Homeless in Manchester Exhibition

Homeless in Manchester - Pledge - Social
After being invited to take part in the International Arts & Homelessness Festival, we began to think about what we could show to the public that was related in a strong way to the homeless in Manchester. Arts is vital in helping people who are homeless to rebuild their lives, through building confidence and self-worth. This then enables them to take more significant, more important life steps that they were too scared to before.

What is the Homeless in Manchester exhibition?

A photography exhibition that showcases the stories of hope and aspiration of those living and working on the streets of Greater Manchester. The collections of photography range from those who are or have been homeless, the general public and those who work in the homelessness sector across Manchester. All of the works will show that we’re all the same when everything else is stripped away and that you should not judge a person based on their current circumstances, but look at them for where they’ve come from, and where they are going. One of the people involved in the exhibition and who will have work being exhibited is Kal Gill-Faci. Kal is a local architect and passionate supporter of the local homeless community and the charities involved in ending homelessness. In the run up to our exhibition on November 15th, we talked to Kal at her allotment.

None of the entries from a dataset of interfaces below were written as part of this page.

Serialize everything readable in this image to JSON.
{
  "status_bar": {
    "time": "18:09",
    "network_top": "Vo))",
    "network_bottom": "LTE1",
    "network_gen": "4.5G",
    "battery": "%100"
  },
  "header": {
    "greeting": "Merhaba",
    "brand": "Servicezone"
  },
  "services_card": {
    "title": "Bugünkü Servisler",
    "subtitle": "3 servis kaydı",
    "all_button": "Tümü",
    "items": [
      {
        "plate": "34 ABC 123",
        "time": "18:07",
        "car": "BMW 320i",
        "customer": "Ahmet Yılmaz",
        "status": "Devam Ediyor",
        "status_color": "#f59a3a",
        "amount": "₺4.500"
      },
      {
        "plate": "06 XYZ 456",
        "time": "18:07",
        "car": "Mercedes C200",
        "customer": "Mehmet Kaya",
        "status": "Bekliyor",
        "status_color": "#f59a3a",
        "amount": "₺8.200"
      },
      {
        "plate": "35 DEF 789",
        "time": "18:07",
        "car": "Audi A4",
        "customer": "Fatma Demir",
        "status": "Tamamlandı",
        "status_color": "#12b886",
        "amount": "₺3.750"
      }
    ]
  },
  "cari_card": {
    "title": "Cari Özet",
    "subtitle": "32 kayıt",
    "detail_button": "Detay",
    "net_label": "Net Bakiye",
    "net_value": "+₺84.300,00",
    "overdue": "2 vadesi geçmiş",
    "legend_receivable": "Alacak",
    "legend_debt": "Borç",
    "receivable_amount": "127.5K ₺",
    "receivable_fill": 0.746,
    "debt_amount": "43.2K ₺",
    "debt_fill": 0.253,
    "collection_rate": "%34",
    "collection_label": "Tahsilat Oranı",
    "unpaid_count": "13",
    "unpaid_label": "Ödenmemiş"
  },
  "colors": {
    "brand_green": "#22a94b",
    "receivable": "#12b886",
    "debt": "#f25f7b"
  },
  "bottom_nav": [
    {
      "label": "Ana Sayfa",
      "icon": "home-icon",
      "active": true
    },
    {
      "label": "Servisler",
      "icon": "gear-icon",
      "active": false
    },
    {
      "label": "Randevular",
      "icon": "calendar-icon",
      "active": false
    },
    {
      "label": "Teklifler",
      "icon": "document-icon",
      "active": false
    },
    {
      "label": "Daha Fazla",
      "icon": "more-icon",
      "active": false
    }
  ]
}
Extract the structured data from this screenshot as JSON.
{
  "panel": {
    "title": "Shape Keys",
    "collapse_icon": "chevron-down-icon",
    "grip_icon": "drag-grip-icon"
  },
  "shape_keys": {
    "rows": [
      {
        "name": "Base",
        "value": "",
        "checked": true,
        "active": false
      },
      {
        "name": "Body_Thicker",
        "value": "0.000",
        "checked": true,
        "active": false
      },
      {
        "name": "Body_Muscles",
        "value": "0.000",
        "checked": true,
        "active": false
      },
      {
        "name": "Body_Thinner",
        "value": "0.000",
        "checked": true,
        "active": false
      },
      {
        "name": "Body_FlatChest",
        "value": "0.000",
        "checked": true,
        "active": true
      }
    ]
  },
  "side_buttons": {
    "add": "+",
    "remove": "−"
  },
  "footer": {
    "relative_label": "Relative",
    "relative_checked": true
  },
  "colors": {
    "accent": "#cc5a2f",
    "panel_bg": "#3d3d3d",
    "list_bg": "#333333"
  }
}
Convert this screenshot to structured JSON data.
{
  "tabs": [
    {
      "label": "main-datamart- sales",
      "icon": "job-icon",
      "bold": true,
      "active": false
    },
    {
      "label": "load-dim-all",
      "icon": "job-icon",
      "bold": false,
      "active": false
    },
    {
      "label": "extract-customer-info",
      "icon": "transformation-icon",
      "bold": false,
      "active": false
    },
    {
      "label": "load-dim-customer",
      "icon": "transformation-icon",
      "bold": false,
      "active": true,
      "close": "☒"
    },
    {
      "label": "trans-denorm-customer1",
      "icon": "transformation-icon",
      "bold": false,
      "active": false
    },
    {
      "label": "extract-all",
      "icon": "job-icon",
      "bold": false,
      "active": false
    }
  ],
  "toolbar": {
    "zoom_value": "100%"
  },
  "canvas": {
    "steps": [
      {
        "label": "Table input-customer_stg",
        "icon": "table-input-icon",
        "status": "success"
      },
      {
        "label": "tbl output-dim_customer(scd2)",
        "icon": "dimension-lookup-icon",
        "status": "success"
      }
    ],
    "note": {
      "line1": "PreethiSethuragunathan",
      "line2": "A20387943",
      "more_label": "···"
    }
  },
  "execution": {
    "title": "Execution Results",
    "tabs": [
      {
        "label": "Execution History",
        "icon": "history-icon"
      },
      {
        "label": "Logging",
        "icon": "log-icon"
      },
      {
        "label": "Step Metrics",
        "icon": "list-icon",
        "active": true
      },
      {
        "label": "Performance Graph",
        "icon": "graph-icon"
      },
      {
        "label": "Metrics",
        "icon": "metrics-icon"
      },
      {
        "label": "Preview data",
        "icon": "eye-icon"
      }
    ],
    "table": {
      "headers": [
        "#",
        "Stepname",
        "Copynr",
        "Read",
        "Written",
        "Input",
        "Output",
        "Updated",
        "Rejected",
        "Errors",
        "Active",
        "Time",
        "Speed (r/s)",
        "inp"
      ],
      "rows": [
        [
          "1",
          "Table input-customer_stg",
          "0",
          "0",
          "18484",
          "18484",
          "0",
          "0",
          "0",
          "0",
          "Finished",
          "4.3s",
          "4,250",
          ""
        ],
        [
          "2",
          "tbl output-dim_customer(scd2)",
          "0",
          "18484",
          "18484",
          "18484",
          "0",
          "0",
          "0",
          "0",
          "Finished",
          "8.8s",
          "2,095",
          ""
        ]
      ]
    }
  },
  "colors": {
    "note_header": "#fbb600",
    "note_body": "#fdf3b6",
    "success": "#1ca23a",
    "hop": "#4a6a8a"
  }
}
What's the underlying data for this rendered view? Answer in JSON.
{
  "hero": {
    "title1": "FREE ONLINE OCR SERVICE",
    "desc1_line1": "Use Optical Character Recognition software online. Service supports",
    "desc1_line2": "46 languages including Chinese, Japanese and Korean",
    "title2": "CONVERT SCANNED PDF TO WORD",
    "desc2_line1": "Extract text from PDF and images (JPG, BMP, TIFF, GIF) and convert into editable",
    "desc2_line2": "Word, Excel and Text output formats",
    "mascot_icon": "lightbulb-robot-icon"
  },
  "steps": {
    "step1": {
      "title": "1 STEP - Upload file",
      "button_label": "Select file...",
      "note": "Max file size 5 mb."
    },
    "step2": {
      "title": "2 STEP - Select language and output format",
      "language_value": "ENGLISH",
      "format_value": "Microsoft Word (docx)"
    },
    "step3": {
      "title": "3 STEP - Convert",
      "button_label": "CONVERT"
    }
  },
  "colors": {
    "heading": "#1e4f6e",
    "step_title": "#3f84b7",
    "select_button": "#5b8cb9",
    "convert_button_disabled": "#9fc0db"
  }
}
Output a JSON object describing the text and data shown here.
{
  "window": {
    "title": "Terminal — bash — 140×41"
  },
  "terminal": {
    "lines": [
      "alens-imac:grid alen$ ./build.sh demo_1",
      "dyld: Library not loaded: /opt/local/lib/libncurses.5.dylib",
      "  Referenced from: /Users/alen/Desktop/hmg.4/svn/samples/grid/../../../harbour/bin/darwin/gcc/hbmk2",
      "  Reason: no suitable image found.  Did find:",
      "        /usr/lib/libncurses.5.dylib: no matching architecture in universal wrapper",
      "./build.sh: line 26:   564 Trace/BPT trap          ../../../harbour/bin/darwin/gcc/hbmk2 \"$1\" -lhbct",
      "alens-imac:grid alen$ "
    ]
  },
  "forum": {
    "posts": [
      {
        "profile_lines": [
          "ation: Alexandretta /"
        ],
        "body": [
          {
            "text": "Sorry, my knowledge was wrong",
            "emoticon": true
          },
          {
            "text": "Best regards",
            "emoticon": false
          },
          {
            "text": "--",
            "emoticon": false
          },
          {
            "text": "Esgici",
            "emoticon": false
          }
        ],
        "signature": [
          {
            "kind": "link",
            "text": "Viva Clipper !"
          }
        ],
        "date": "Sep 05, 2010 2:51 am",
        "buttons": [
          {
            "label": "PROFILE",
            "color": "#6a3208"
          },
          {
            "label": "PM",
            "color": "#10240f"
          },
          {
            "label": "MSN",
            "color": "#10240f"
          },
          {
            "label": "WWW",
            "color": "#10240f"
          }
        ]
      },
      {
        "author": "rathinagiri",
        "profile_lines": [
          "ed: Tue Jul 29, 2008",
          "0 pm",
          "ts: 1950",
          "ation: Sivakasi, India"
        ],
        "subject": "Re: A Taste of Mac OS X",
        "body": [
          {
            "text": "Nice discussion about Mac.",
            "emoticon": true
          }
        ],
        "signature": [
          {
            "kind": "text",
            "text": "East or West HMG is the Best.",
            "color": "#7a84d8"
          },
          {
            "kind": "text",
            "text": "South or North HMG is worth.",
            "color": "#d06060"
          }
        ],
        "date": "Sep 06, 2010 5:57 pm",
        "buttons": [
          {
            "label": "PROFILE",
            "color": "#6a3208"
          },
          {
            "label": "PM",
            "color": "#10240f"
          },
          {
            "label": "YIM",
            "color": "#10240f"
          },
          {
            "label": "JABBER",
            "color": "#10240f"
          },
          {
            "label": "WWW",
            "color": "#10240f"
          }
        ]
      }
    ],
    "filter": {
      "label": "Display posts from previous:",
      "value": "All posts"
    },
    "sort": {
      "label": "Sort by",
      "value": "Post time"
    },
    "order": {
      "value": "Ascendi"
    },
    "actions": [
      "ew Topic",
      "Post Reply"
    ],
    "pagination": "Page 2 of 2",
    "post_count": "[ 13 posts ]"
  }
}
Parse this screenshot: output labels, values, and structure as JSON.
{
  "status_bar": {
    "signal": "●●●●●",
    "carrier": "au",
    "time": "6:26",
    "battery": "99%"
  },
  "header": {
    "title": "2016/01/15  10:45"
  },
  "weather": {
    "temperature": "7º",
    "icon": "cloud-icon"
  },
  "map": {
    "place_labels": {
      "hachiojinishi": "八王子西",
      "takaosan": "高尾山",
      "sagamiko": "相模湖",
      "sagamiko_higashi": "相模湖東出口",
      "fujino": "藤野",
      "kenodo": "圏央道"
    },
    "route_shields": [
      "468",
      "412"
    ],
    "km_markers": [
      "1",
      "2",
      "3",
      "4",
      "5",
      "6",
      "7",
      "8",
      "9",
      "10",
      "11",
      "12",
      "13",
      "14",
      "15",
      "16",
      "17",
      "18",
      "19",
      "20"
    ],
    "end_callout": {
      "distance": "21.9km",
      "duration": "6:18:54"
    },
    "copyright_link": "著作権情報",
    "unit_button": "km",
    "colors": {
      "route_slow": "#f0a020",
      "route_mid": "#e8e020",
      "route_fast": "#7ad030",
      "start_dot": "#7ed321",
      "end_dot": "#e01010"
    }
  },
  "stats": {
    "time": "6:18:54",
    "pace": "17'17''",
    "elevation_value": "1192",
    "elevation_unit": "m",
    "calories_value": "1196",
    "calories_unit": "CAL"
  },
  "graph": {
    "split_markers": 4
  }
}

Our exhibition, which is part of the wider International Arts & Homeless Festival will be taking place at WeWork Spinningfields on November 15th. To book your free ticket, please visit Eventbrite. For more information on the festival, please visit With One Voice.

Three ways to help people who are homeless


Everyone wants to help people who are homeless but sometimes finding out how to help most effectively can be a daunting task. Before we give you our three ways to help, let’s take a look at the numbers and some definitions.

Homelessness: Shelter.org.uk defines homelessness as; ” Sleeping rough, not having rights to stay where you live or are living in unsuitable housing, such as a B&B, with friends or a hostel.”

Rough Sleeping: Shelter.org.uk defines rough sleeping as: “people sleeping or bedded down in the street, doorways, parks or bus shelters.”

Now for the stats, The North West of England saw the most significant percentage increase in rough sleeping since 2016. There was a 74% increase in rough sleepers. Combine that with those who are homeless, living in hostels etc., the number of people without a home is huge.

How can you help people who are homeless?

1) Contact your local council

Local councils are aware of their responsibility to help those who are homeless. You can alert your local authority of someone who is rough sleeping or homeless by calling the number on their website. This will mean their outreach teams can visit the person and signpost them to the right support available.

During the day, referrals into this accommodation can be made via:
The Council Rough Sleeper team – 0161 234 5339 or roughsleepersteam@manchester.gov.uk

For over 25s: Booth Centre: http://boothcentre.org.uk
For under 25s: Centrepoint North: https://centrepoint.org.uk

When daytime services are closed you can refer through:
The Council Rough Sleeper – 0161 234 5001

2) Support a local charity

A quick and easy way to make a huge impact and help people who are homeless is by supporting a local charity. By donating time, money or fundraising, you can support the work of a charity which works directly with those who are homeless. Charities perform a vital job of engaging and helping those on the streets to get the support they need.

3) Spread the message

Get behind a local cause or organisation that is helping and shout about them. If your local council is doing a good job, shout about it on Twitter and Facebook. The more we talk about helping the homeless, the more we break down barriers. You can make a huge impact just by posting a tweet, publicly backing a charity.


When you decide on what help you want to give, ensure you choose a charity that works in conjunction with the local authority and other charities. Good charities understand the importance of working together to combat rough sleeping and homelessness, because only when we work together can we truly help each other.